And indeed this sore famine made their minds, as well as their bodies, slaves; and at length compelled them to procure a sufficiency of food by such dishonorable means. But when this misery ceased, and the river overflowed the ground, and the ground brought forth its fruits plentifully, Joseph came to every city, and gathered the people thereto belonging together, and gave them back entirely the land which, by their own consent, the king might have possessed alone, and alone enjoyed the fruits of it.
He also exhorted them to look on it as every one's own possession, and to fall to their husbandry with cheerfulness, and to pay as a tribute to the king, the fifth part (14) of the fruits for the land which the king, when it was his own, restored to them. These men rejoiced upon their becoming unexpectedly owners of their lands, and diligently observed what was enjoined them; and by this means Joseph procured to himself a greater authority among the Egyptians, and greater love to the king from them.

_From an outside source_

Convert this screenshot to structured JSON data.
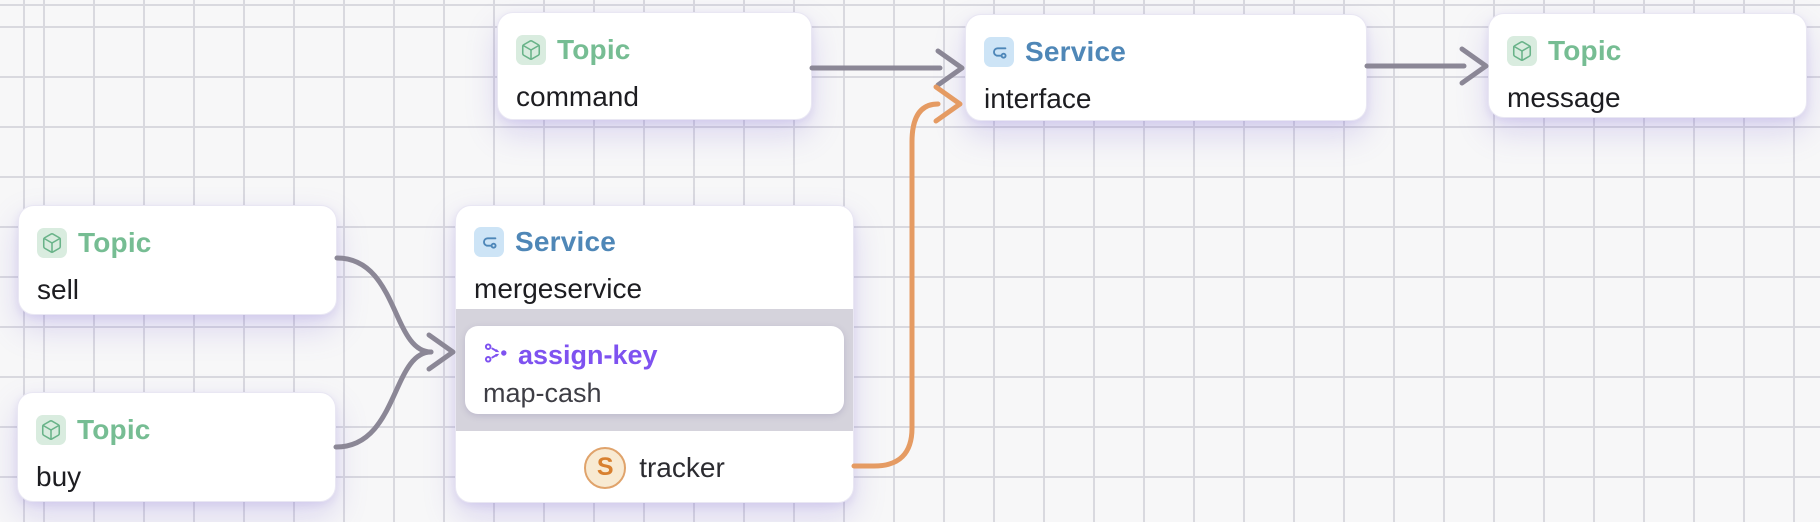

Now this law, that they should pay the fifth part of their fruits as tribute, continued until their later kings.
(11) All the Greek copies of Josephus have the negative particle here, that Jacob himself was not reckoned one of the 70 souls that came into Egypt; but the old Latin copies want it, and directly assure us he was one of them. It is therefore hardly certain which of these was Josephus's true reading, since the number 70 is made up without him, if we reckon Leah for one; but if she be not reckoned, Jacob must himself be one, to complete the number.
(12) Josephus thought that the Egyptians hated or despised the employment of a shepherd in the days of Joseph; whereas Bishop Cumberland has shown that they rather hated such Poehnician or Canaanite shepherds that had long enslaved the Egyptians of old time. See his Sanchoniatho, p. 361, 362.
(13) Reland here puts the question, how Josephus could complain of its not raining in Egypt during this famine, while the ancients affirm that it never does naturally rain there. His answer is, that when the ancients deny that it rains in Egypt, they only mean the Upper Egypt above the Delta, which is called Egypt in the strictest sense; but that in the Delta [and by consequence in the Lower Egypt adjoining to it] it did of old, and still does, rain sometimes. See the note on Antiq. B. III. Ch. 1. Sect. 6.
(14) Josephus supposes that Joseph now restored the Egyptians their lands again, upon the payment of a fifth part as tribute. It seems to me rather that the land was now considered as Pharaoh's land, and this fifth part as its rent, to be paid to him, as he was their landlord, and they his tenants; and that the lands were not properly restored, and this fifth part reserved as tribute only, till the days of Sesostris. See Essay on the Old Testament, Append. 148, 149.